They were not her kind.
They were another race, another class.
She had respect for them, and liking, and good will, but she could not love them.
In the kindness of their hearts they would have her enter into conversation when company was present, and strove that she should not sit aside; while she longed the while for the silence of her own bedroom or the homely kitchen of Richards the groom, whose apple-cheeked wife would make her welcome.
And the squire, flogging his humour, would turn to her for advice, laughing heartily at every word he said.
"There'll be the living vacant at Altarnun.
Will you turn parson, Mary?
I warrant you'd make a better one than the last"; and she must smile at this for his sake, wondering that he should be so dull as not to guess the bitter memories his words aroused.
"Well, there'll be no more smuggling at Jamaica Inn," he would say, "and, if I could have my way, no drinking either.
I'll sweep the place clean of all those cobwebs, and not a poacher nor a gypsy will dare show his face within the walls when I have done with it.
I'll put an honest fellow there who's never smelt brandy in his life, and he shall wear an apron around his waist, and write the word 'Welcome' above the door.
And do you know who shall call upon him first?
Why, Mary, you and I." And he would burst into a shout of laughter, slapping his thigh, while Mary forced a smile in answer, rather than his joke should fail.
She thought of these things as she walked alone on Twelve Men's Moor, and she knew she must go away from North Hill very soon, for these people were not her people, and only amongst the woods and streams of her own Helford valley would she know peace and contentment again.
There was a cart coming towards her from Kilmar, making tracks in the white frost like a hare.
It was the one moving thing upon the silent plain.
She watched it in suspicion, for there were no cottages on this moor except Trewartha, away in the valley by the Withy Brook, and Trewartha, she knew, stood empty.
Nor had she seen its owner since he had fired at her on Rough Tor.
"He's an ungrateful rascal, like the rest of his breed," said the squire. "But for me he'd be in jail now, with a long sentence to serve to break his spirit.
I forced his hand and he had to knuckle under.
I grant he did well after that and was the means of tracing you, Mary, and that black-coated scoundrel; but he's never as much as thanked me for clearing his name in the business, and has taken himself to the world's end now, for all I know.
There's never been a Merlyn yet that came to any good, and he'll go the way of the rest of them."
So Trewartha stood empty, and the horses were gone wild with their fellows and roamed free upon the moors, and their master had ridden away with a song on his lips, as she had known he would.
The cart came nearer to the slope of the hill, and Mary shielded her eyes from the sun to watch its progress.

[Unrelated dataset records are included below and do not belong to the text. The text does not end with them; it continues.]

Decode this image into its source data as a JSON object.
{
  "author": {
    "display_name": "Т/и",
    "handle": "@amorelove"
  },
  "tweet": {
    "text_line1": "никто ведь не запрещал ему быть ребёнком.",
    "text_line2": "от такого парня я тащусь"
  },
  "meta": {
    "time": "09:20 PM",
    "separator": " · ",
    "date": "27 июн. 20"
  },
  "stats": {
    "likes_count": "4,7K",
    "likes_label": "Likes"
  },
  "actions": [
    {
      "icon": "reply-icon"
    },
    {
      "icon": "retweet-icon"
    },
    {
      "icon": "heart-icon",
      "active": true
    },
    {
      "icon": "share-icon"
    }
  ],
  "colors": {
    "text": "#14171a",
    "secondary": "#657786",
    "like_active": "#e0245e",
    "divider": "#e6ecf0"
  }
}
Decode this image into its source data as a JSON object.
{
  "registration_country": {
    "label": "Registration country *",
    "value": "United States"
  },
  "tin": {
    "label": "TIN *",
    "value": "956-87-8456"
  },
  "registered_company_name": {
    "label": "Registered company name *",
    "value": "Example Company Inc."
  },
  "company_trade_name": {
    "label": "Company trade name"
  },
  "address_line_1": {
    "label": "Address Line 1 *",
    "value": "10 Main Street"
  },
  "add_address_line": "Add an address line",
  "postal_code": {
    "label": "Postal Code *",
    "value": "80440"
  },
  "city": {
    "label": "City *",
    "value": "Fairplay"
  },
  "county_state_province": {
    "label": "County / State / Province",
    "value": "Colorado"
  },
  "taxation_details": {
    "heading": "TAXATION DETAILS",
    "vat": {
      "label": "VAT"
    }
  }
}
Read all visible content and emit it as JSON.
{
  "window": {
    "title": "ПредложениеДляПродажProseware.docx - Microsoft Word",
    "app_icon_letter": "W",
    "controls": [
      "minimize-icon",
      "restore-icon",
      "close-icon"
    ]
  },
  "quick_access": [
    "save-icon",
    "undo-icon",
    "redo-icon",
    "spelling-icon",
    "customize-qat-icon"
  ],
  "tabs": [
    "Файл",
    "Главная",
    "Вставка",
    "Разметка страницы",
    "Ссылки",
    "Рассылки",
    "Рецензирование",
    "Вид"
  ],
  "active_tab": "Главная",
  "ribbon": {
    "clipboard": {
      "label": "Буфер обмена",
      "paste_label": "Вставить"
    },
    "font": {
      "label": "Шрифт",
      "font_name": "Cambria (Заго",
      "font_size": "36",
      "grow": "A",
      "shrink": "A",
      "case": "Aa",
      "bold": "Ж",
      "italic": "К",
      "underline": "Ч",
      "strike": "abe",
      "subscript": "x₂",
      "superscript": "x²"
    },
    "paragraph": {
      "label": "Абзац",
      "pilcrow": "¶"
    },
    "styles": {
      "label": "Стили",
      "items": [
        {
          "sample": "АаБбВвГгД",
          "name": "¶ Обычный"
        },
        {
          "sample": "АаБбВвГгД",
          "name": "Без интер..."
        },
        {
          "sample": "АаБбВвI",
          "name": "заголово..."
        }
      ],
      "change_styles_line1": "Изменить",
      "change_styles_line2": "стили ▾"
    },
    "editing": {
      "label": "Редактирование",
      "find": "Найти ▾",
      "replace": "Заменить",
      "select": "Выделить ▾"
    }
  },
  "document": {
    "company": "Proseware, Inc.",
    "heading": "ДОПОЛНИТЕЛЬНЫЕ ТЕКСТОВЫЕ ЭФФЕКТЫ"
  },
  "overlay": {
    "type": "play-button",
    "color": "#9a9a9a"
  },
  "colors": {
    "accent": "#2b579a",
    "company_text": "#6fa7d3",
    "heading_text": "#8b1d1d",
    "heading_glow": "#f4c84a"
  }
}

The horse bent to the strain, and she saw that it laboured beneath a strange load of pots and pans and mattresses and sticks.
Someone was making for the country with his home upon his back.
Even then she did not tumble to the truth, and it was not until the cart was below her and the driver, walking by the side, looked up to her and waved that she recognised him.
She went down towards the cart with a fine show of indifference and turned at once to the horse to pat him and speak to him, while Jem kicked a stone under the wheel and wedged it there for safety.
"Are you better?" he called from behind the cart. "I heard you were sick and had taken to your bed."
"You must have heard wrong," said Mary. "I've been about the house there at North Hill and walking in the grounds; there's never been much the matter with me except a hatred for my neighbourhood."
"There was a rumour you were to settle there and be companion to Mrs. Bassat.